Coming of Age: The Growth of Vir Cotto
Beginnings: Capable of a “Well-Deserved” Humility
In the second season episode There All the Honor Lies, Vir reveals that his family sent him to Babylon 5 to be rid of him, and that previous to his assignment as Londo Mollari’s attaché, he had held a number of positions that were ultimately personally isolating or disastrous. Vir is, at the start, a failure by noble Centauri standards, fundamentally lacking the ruthlessness and ambition required for advancement in the royal court. Held in contempt by his family and ignored by his countrymen, Vir is also, I believe, a deeply lonely figure desperately seeking some place where he can fit in.
It is true that when Vir first arrives on Babylon 5 a fat, meek, clumsy, stammering young man in a seemingly perpetual terror of Londo, he is not much to look at. Still, even as early as The War Prayer, we see that there may be something more to Vir than his outer childishness- that he’s not beyond quietly holding a subversive notion or two. In a later episode, he is pegged as a radical for his beliefs on romantic love in particular, but the term “radical” is, in my opinion, inaccurate. Vir is too mindful of authority to wear that label.
A Reformer, Not a Radical
No where is Vir’s lack of radicalism more clear than in the second season, when he is faced with the central moral dilemma of his arc. Presented with the choice of rebelling against Londo outright versus seeking a change from within, he chooses the later. At every opportunity, Vir strenuously dissents from Londo’s course of action against the Narn, pleading with his superior to make a different choice. Yet still, while on Babylon 5, he obeys.
Many may understandably find this early caution frustrating. I, however, see it as a correct decision given the circumstance. All through the second season, Vir is negotiating from a position of powerlessness. Frank rebellion would’ve resulted in Vir being turned out into the wilds of obscurity or worse, leaving him subsequently unable to influence future events.
To be sure, there is little evidence to show that Vir is consciously influenced by these political considerations. Hands down, Vir’s principle motivations for staying the course are personal and emotional.
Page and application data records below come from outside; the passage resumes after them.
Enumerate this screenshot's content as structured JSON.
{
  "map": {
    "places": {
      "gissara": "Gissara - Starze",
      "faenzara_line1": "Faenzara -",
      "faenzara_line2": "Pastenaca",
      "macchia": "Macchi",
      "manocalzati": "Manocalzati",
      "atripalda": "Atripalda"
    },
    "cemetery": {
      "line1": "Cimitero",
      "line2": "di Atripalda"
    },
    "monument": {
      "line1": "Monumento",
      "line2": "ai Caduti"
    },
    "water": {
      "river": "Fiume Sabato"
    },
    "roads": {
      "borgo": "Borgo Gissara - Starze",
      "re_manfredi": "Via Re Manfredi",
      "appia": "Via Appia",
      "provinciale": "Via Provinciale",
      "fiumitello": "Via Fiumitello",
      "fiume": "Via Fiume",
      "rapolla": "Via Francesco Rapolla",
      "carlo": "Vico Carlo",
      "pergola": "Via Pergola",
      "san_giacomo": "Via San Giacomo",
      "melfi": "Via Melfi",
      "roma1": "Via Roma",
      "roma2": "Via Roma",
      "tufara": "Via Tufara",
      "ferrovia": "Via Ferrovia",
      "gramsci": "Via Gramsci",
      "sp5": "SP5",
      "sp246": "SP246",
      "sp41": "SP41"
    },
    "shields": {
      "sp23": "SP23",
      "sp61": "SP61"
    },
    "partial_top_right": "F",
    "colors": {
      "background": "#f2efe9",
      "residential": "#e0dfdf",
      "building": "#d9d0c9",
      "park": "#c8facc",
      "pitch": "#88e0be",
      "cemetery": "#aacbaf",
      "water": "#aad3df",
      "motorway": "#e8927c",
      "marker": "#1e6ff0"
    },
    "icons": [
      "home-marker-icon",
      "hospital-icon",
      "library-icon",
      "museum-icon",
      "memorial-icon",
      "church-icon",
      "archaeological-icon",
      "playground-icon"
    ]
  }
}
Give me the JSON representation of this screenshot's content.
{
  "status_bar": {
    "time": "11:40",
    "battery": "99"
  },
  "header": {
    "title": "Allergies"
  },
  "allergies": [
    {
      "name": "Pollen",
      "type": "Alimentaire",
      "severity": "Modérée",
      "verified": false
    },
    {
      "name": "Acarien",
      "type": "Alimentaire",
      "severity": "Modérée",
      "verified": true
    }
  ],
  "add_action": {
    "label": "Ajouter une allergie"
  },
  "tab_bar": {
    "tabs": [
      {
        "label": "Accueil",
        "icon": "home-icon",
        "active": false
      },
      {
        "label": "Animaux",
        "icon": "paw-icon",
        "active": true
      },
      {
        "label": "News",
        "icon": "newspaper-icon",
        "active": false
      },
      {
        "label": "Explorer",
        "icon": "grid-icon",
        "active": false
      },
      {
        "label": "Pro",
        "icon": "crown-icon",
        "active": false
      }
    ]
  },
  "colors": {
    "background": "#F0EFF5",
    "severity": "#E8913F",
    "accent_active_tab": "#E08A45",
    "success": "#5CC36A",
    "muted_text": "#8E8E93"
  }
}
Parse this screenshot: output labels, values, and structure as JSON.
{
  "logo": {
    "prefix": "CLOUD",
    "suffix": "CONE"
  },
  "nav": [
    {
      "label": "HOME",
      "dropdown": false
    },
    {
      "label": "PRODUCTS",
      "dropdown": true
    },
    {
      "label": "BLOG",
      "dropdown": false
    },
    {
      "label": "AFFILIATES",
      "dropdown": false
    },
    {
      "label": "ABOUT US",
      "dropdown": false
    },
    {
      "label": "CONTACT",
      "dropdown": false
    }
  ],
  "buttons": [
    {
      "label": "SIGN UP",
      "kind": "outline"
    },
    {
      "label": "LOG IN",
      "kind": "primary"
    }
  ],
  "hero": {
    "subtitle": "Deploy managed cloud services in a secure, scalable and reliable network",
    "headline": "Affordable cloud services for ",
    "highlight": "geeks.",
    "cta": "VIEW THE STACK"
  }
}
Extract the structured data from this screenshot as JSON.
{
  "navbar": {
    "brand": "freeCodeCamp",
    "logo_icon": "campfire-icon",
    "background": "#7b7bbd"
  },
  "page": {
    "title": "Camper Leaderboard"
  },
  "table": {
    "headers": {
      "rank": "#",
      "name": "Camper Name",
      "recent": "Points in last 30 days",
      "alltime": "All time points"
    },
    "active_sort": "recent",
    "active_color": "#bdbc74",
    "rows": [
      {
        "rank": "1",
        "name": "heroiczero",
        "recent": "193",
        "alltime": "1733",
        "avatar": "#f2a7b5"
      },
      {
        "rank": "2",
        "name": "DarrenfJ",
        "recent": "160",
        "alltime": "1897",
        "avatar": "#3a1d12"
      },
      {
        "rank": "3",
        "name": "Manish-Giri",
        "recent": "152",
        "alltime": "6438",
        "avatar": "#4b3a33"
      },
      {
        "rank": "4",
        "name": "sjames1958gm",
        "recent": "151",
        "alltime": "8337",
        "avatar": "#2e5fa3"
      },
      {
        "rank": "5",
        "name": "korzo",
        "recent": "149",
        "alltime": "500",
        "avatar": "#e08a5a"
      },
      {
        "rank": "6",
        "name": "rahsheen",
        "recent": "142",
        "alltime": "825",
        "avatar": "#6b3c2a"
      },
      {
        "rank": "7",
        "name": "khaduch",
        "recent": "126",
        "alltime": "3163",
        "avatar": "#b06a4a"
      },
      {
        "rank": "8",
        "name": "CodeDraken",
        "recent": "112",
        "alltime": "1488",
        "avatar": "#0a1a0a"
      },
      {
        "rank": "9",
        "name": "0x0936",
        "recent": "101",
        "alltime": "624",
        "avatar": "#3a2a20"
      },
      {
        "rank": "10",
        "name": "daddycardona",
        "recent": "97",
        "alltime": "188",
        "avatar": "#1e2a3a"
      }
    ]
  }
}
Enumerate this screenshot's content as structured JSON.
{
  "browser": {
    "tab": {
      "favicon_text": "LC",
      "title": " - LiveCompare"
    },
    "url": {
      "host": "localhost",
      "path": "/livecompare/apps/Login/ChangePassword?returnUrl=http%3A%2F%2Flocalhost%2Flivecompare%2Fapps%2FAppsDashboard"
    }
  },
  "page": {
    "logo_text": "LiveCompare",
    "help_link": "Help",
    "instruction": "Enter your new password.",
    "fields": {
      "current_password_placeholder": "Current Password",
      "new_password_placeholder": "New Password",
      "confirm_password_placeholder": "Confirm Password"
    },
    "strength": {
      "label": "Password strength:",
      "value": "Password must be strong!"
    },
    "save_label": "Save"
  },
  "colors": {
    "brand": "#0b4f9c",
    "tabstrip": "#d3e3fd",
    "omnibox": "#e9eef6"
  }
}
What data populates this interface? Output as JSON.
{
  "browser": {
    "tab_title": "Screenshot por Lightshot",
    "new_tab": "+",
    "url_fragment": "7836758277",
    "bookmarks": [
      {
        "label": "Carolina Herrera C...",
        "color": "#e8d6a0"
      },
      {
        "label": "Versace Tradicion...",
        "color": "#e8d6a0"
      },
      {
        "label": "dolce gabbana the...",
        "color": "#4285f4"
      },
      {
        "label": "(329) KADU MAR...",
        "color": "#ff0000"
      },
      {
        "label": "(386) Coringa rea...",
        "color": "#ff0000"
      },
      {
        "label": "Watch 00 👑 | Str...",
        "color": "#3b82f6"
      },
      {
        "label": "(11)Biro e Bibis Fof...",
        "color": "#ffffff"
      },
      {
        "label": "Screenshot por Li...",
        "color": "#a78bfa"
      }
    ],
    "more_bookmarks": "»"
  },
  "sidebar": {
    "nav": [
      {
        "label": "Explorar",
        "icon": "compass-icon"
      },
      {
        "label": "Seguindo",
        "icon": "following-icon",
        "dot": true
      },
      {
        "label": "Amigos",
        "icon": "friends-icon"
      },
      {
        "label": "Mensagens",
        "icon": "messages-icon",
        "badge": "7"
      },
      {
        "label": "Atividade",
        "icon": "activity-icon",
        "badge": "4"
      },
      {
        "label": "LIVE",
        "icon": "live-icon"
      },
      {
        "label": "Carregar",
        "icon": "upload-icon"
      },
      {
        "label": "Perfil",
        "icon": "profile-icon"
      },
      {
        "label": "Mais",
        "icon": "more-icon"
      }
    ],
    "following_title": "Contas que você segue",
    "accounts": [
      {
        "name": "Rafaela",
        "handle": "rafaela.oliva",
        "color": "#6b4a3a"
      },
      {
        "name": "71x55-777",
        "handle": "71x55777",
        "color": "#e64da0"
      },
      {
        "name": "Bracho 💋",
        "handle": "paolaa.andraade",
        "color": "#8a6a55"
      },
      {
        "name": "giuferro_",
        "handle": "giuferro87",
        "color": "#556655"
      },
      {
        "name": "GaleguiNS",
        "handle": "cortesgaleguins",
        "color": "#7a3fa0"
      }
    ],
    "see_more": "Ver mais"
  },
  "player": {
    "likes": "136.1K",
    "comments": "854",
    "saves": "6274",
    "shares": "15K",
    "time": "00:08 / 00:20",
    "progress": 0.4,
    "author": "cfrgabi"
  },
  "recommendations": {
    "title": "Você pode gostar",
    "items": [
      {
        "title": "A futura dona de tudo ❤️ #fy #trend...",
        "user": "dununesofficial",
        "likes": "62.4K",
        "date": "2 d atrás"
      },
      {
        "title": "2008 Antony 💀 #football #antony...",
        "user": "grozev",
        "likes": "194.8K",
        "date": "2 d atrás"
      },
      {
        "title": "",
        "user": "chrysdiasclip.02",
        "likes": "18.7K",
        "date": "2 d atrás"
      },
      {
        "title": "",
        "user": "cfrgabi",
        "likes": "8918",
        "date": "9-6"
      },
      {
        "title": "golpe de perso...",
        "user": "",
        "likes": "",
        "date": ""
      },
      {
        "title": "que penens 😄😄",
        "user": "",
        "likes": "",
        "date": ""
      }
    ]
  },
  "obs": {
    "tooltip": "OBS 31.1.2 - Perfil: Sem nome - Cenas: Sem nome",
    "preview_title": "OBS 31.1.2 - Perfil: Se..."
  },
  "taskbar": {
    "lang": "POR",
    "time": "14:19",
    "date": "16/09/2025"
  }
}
Extremely uncertain of his own talents and capabilities, he hangs back. But even more importantly, he loves Londo and cannot bring himself to leave him behind.
(Jump cut for length.)